Problem = Set every entry down again, unchanged, picture-free.

*****

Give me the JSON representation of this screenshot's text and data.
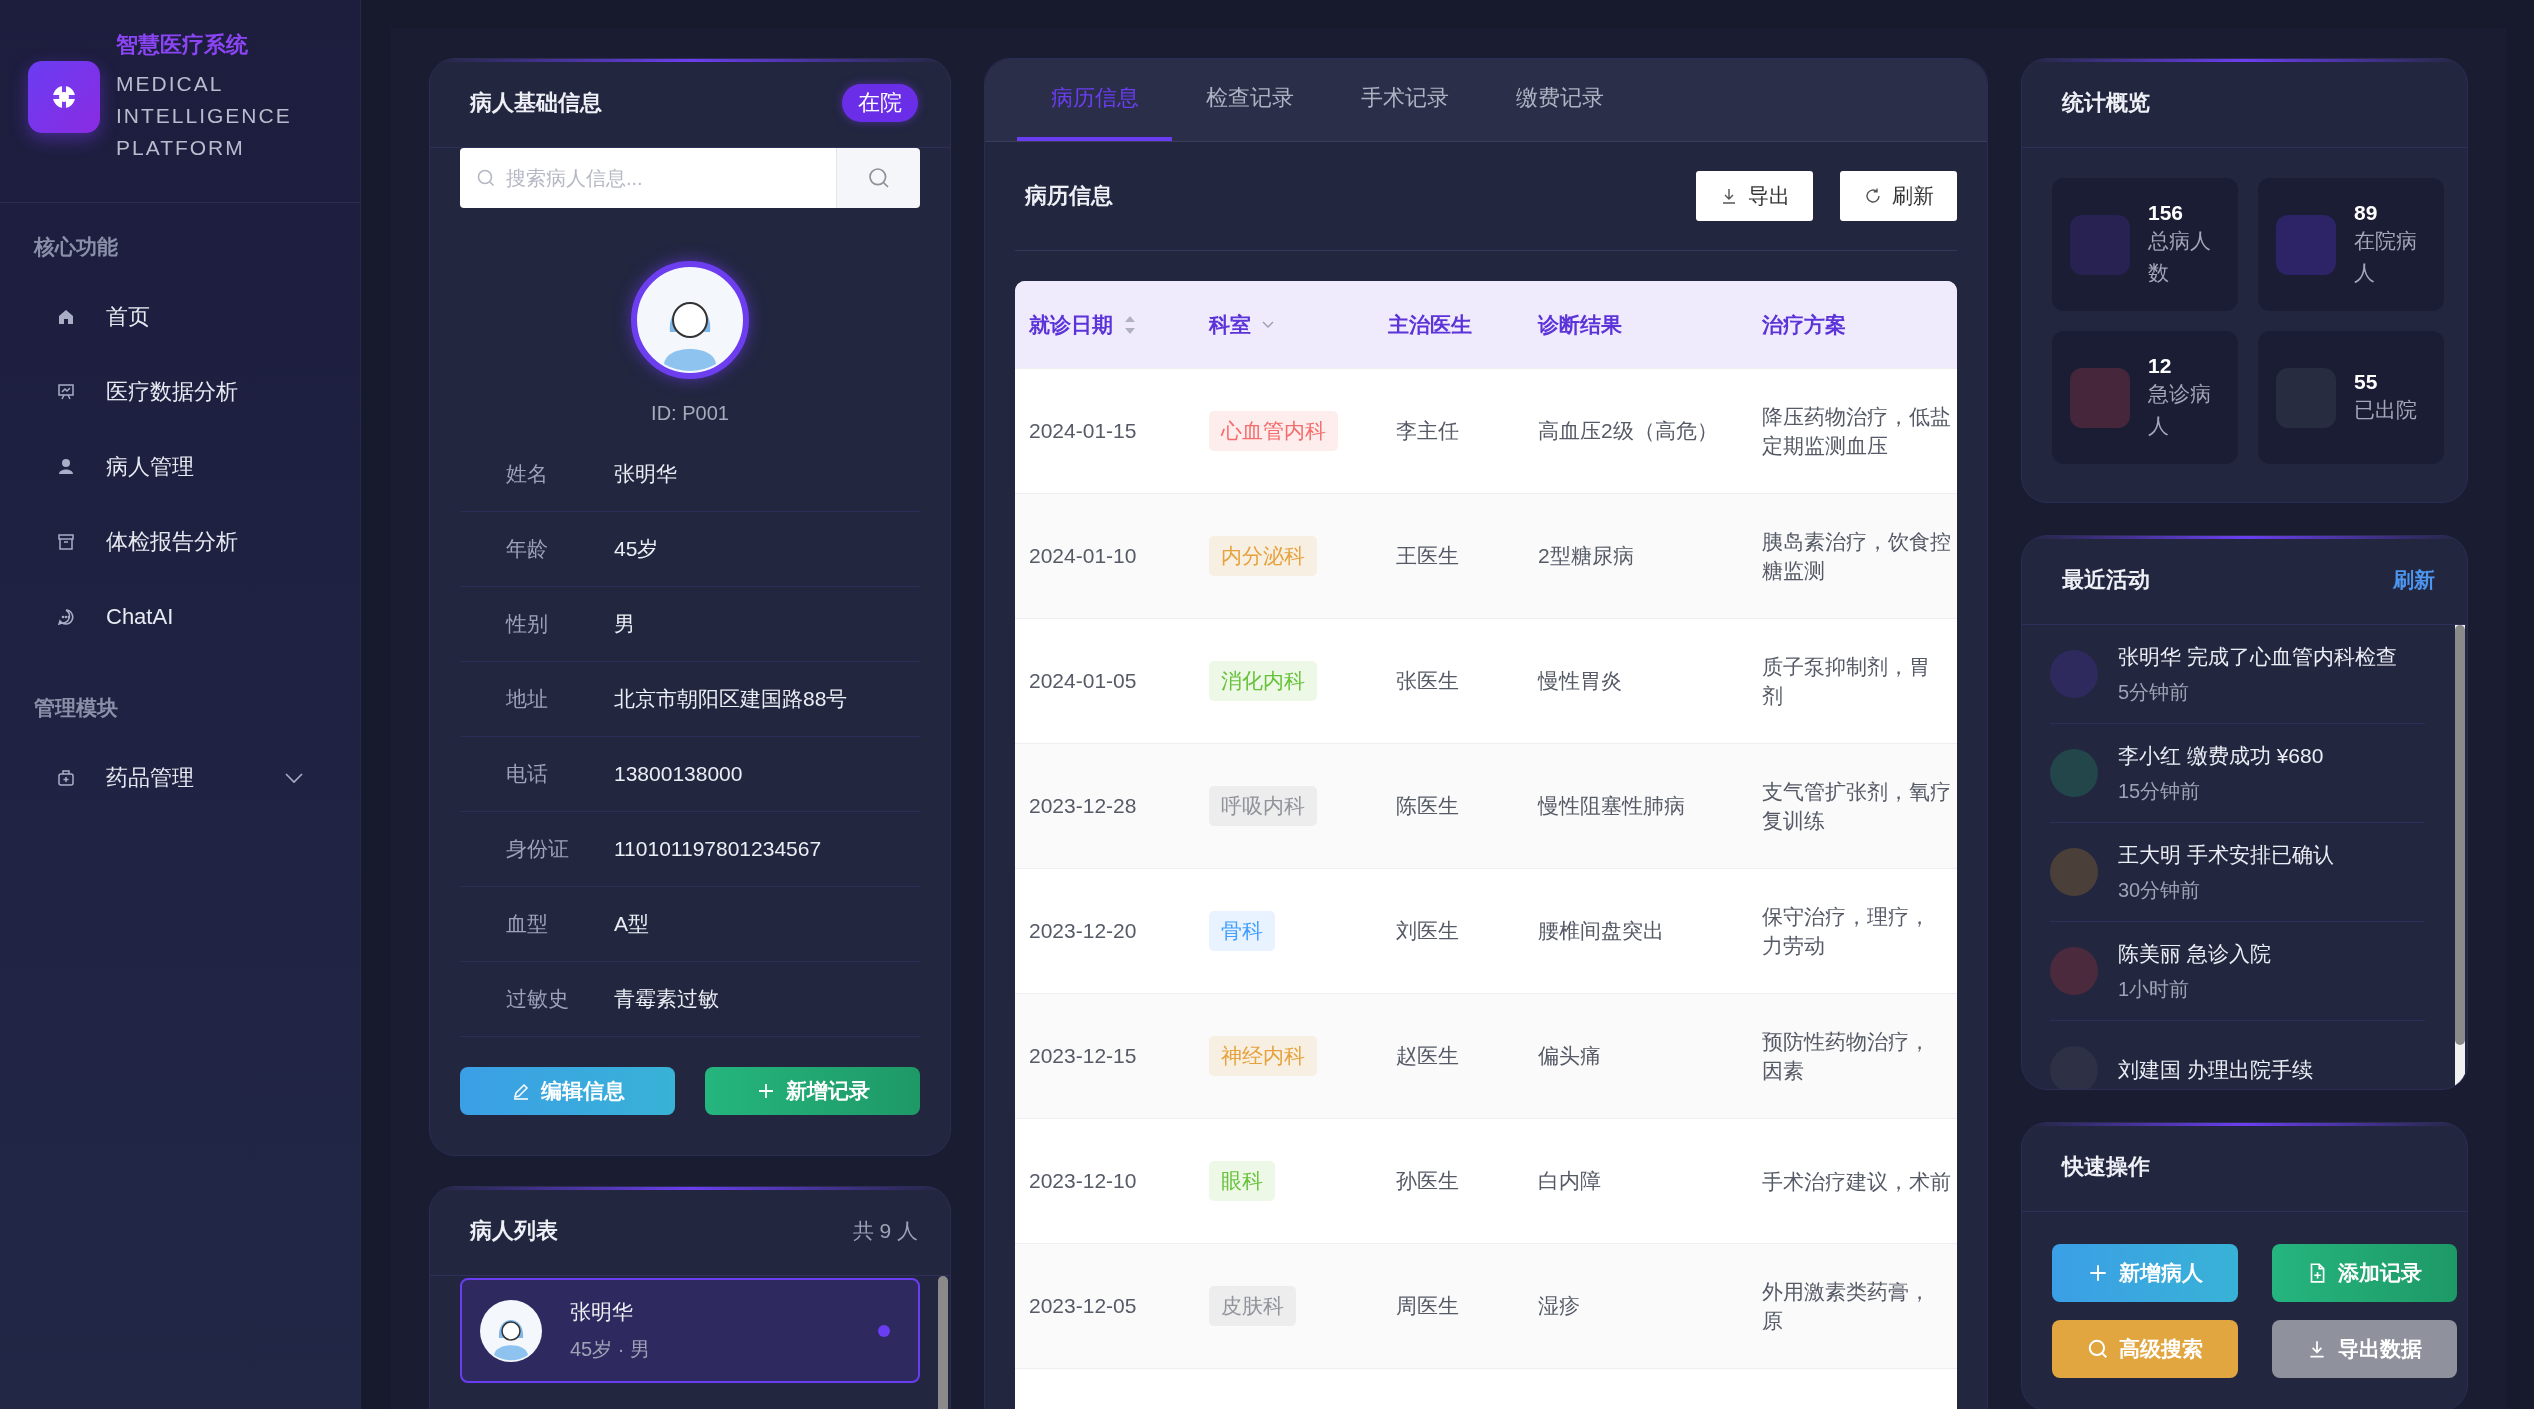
{
  "sidebar": {
    "brand_title": "智慧医疗系统",
    "brand_subtitle": [
      "MEDICAL",
      "INTELLIGENCE",
      "PLATFORM"
    ],
    "sections": [
      {
        "title": "核心功能",
        "items": [
          {
            "label": "首页"
          },
          {
            "label": "医疗数据分析"
          },
          {
            "label": "病人管理"
          },
          {
            "label": "体检报告分析"
          },
          {
            "label": "ChatAI"
          }
        ]
      },
      {
        "title": "管理模块",
        "items": [
          {
            "label": "药品管理",
            "expanded": false
          }
        ]
      }
    ]
  },
  "patient_card": {
    "title": "病人基础信息",
    "status": "在院",
    "search": {
      "placeholder": "搜索病人信息..."
    },
    "id": "ID: P001",
    "fields": [
      {
        "label": "姓名",
        "value": "张明华"
      },
      {
        "label": "年龄",
        "value": "45岁"
      },
      {
        "label": "性别",
        "value": "男"
      },
      {
        "label": "地址",
        "value": "北京市朝阳区建国路88号"
      },
      {
        "label": "电话",
        "value": "13800138000"
      },
      {
        "label": "身份证",
        "value": "110101197801234567"
      },
      {
        "label": "血型",
        "value": "A型"
      },
      {
        "label": "过敏史",
        "value": "青霉素过敏"
      }
    ],
    "buttons": [
      {
        "label": "编辑信息",
        "kind": "edit"
      },
      {
        "label": "新增记录",
        "kind": "add"
      }
    ]
  },
  "patient_list": {
    "title": "病人列表",
    "count": "共 9 人",
    "items": [
      {
        "name": "张明华",
        "meta": "45岁 · 男",
        "selected": true
      }
    ]
  },
  "records": {
    "tabs": [
      {
        "label": "病历信息",
        "selected": true
      },
      {
        "label": "检查记录",
        "selected": false
      },
      {
        "label": "手术记录",
        "selected": false
      },
      {
        "label": "缴费记录",
        "selected": false
      }
    ],
    "title": "病历信息",
    "actions": [
      {
        "label": "导出",
        "kind": "export"
      },
      {
        "label": "刷新",
        "kind": "refresh"
      }
    ],
    "columns": [
      {
        "label": "就诊日期",
        "kind": "sort"
      },
      {
        "label": "科室",
        "kind": "filter"
      },
      {
        "label": "主治医生",
        "kind": "plain"
      },
      {
        "label": "诊断结果",
        "kind": "plain"
      },
      {
        "label": "治疗方案",
        "kind": "plain"
      }
    ],
    "rows": [
      {
        "date": "2024-01-15",
        "department": "心血管内科",
        "color": "#f56c6c",
        "doctor": "李主任",
        "diagnosis": "高血压2级（高危）",
        "treatment": [
          "降压药物治疗，低盐",
          "定期监测血压"
        ]
      },
      {
        "date": "2024-01-10",
        "department": "内分泌科",
        "color": "#e6a23c",
        "doctor": "王医生",
        "diagnosis": "2型糖尿病",
        "treatment": [
          "胰岛素治疗，饮食控",
          "糖监测"
        ]
      },
      {
        "date": "2024-01-05",
        "department": "消化内科",
        "color": "#67c23a",
        "doctor": "张医生",
        "diagnosis": "慢性胃炎",
        "treatment": [
          "质子泵抑制剂，胃",
          "剂"
        ]
      },
      {
        "date": "2023-12-28",
        "department": "呼吸内科",
        "color": "#909399",
        "doctor": "陈医生",
        "diagnosis": "慢性阻塞性肺病",
        "treatment": [
          "支气管扩张剂，氧疗",
          "复训练"
        ]
      },
      {
        "date": "2023-12-20",
        "department": "骨科",
        "color": "#409eff",
        "doctor": "刘医生",
        "diagnosis": "腰椎间盘突出",
        "treatment": [
          "保守治疗，理疗，",
          "力劳动"
        ]
      },
      {
        "date": "2023-12-15",
        "department": "神经内科",
        "color": "#e6a23c",
        "doctor": "赵医生",
        "diagnosis": "偏头痛",
        "treatment": [
          "预防性药物治疗，",
          "因素"
        ]
      },
      {
        "date": "2023-12-10",
        "department": "眼科",
        "color": "#67c23a",
        "doctor": "孙医生",
        "diagnosis": "白内障",
        "treatment": [
          "手术治疗建议，术前"
        ]
      },
      {
        "date": "2023-12-05",
        "department": "皮肤科",
        "color": "#909399",
        "doctor": "周医生",
        "diagnosis": "湿疹",
        "treatment": [
          "外用激素类药膏，",
          "原"
        ]
      }
    ]
  },
  "stats": {
    "title": "统计概览",
    "items": [
      {
        "value": "156",
        "label": "总病人数",
        "color": "#272252"
      },
      {
        "value": "89",
        "label": "在院病人",
        "color": "#2c2466"
      },
      {
        "value": "12",
        "label": "急诊病人",
        "color": "#45263a"
      },
      {
        "value": "55",
        "label": "已出院",
        "color": "#282c40"
      }
    ]
  },
  "activity": {
    "title": "最近活动",
    "action": "刷新",
    "items": [
      {
        "text": "张明华 完成了心血管内科检查",
        "time": "5分钟前",
        "color": "#2f2a5e"
      },
      {
        "text": "李小红 缴费成功 ¥680",
        "time": "15分钟前",
        "color": "#23464a"
      },
      {
        "text": "王大明 手术安排已确认",
        "time": "30分钟前",
        "color": "#4b3f3a"
      },
      {
        "text": "陈美丽 急诊入院",
        "time": "1小时前",
        "color": "#4b2a3d"
      },
      {
        "text": "刘建国 办理出院手续",
        "color": "#2e3045"
      }
    ]
  },
  "quick_actions": {
    "title": "快速操作",
    "buttons": [
      {
        "label": "新增病人",
        "kind": "add"
      },
      {
        "label": "添加记录",
        "kind": "record"
      },
      {
        "label": "高级搜索",
        "kind": "search"
      },
      {
        "label": "导出数据",
        "kind": "export"
      }
    ]
  }
}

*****

Output for this task =
Give me the JSON representation of this screenshot's text and data.
{
  "sidebar": {
    "brand_title": "智慧医疗系统",
    "brand_subtitle": [
      "MEDICAL",
      "INTELLIGENCE",
      "PLATFORM"
    ],
    "sections": [
      {
        "title": "核心功能",
        "items": [
          {
            "label": "首页"
          },
          {
            "label": "医疗数据分析"
          },
          {
            "label": "病人管理"
          },
          {
            "label": "体检报告分析"
          },
          {
            "label": "ChatAI"
          }
        ]
      },
      {
        "title": "管理模块",
        "items": [
          {
            "label": "药品管理",
            "expanded": false
          }
        ]
      }
    ]
  },
  "patient_card": {
    "title": "病人基础信息",
    "status": "在院",
    "search": {
      "placeholder": "搜索病人信息..."
    },
    "id": "ID: P001",
    "fields": [
      {
        "label": "姓名",
        "value": "张明华"
      },
      {
        "label": "年龄",
        "value": "45岁"
      },
      {
        "label": "性别",
        "value": "男"
      },
      {
        "label": "地址",
        "value": "北京市朝阳区建国路88号"
      },
      {
        "label": "电话",
        "value": "13800138000"
      },
      {
        "label": "身份证",
        "value": "110101197801234567"
      },
      {
        "label": "血型",
        "value": "A型"
      },
      {
        "label": "过敏史",
        "value": "青霉素过敏"
      }
    ],
    "buttons": [
      {
        "label": "编辑信息",
        "kind": "edit"
      },
      {
        "label": "新增记录",
        "kind": "add"
      }
    ]
  },
  "patient_list": {
    "title": "病人列表",
    "count": "共 9 人",
    "items": [
      {
        "name": "张明华",
        "meta": "45岁 · 男",
        "selected": true
      }
    ]
  },
  "records": {
    "tabs": [
      {
        "label": "病历信息",
        "selected": true
      },
      {
        "label": "检查记录",
        "selected": false
      },
      {
        "label": "手术记录",
        "selected": false
      },
      {
        "label": "缴费记录",
        "selected": false
      }
    ],
    "title": "病历信息",
    "actions": [
      {
        "label": "导出",
        "kind": "export"
      },
      {
        "label": "刷新",
        "kind": "refresh"
      }
    ],
    "columns": [
      {
        "label": "就诊日期",
        "kind": "sort"
      },
      {
        "label": "科室",
        "kind": "filter"
      },
      {
        "label": "主治医生",
        "kind": "plain"
      },
      {
        "label": "诊断结果",
        "kind": "plain"
      },
      {
        "label": "治疗方案",
        "kind": "plain"
      }
    ],
    "rows": [
      {
        "date": "2024-01-15",
        "department": "心血管内科",
        "color": "#f56c6c",
        "doctor": "李主任",
        "diagnosis": "高血压2级（高危）",
        "treatment": [
          "降压药物治疗，低盐",
          "定期监测血压"
        ]
      },
      {
        "date": "2024-01-10",
        "department": "内分泌科",
        "color": "#e6a23c",
        "doctor": "王医生",
        "diagnosis": "2型糖尿病",
        "treatment": [
          "胰岛素治疗，饮食控",
          "糖监测"
        ]
      },
      {
        "date": "2024-01-05",
        "department": "消化内科",
        "color": "#67c23a",
        "doctor": "张医生",
        "diagnosis": "慢性胃炎",
        "treatment": [
          "质子泵抑制剂，胃",
          "剂"
        ]
      },
      {
        "date": "2023-12-28",
        "department": "呼吸内科",
        "color": "#909399",
        "doctor": "陈医生",
        "diagnosis": "慢性阻塞性肺病",
        "treatment": [
          "支气管扩张剂，氧疗",
          "复训练"
        ]
      },
      {
        "date": "2023-12-20",
        "department": "骨科",
        "color": "#409eff",
        "doctor": "刘医生",
        "diagnosis": "腰椎间盘突出",
        "treatment": [
          "保守治疗，理疗，",
          "力劳动"
        ]
      },
      {
        "date": "2023-12-15",
        "department": "神经内科",
        "color": "#e6a23c",
        "doctor": "赵医生",
        "diagnosis": "偏头痛",
        "treatment": [
          "预防性药物治疗，",
          "因素"
        ]
      },
      {
        "date": "2023-12-10",
        "department": "眼科",
        "color": "#67c23a",
        "doctor": "孙医生",
        "diagnosis": "白内障",
        "treatment": [
          "手术治疗建议，术前"
        ]
      },
      {
        "date": "2023-12-05",
        "department": "皮肤科",
        "color": "#909399",
        "doctor": "周医生",
        "diagnosis": "湿疹",
        "treatment": [
          "外用激素类药膏，",
          "原"
        ]
      }
    ]
  },
  "stats": {
    "title": "统计概览",
    "items": [
      {
        "value": "156",
        "label": "总病人数",
        "color": "#272252"
      },
      {
        "value": "89",
        "label": "在院病人",
        "color": "#2c2466"
      },
      {
        "value": "12",
        "label": "急诊病人",
        "color": "#45263a"
      },
      {
        "value": "55",
        "label": "已出院",
        "color": "#282c40"
      }
    ]
  },
  "activity": {
    "title": "最近活动",
    "action": "刷新",
    "items": [
      {
        "text": "张明华 完成了心血管内科检查",
        "time": "5分钟前",
        "color": "#2f2a5e"
      },
      {
        "text": "李小红 缴费成功 ¥680",
        "time": "15分钟前",
        "color": "#23464a"
      },
      {
        "text": "王大明 手术安排已确认",
        "time": "30分钟前",
        "color": "#4b3f3a"
      },
      {
        "text": "陈美丽 急诊入院",
        "time": "1小时前",
        "color": "#4b2a3d"
      },
      {
        "text": "刘建国 办理出院手续",
        "color": "#2e3045"
      }
    ]
  },
  "quick_actions": {
    "title": "快速操作",
    "buttons": [
      {
        "label": "新增病人",
        "kind": "add"
      },
      {
        "label": "添加记录",
        "kind": "record"
      },
      {
        "label": "高级搜索",
        "kind": "search"
      },
      {
        "label": "导出数据",
        "kind": "export"
      }
    ]
  }
}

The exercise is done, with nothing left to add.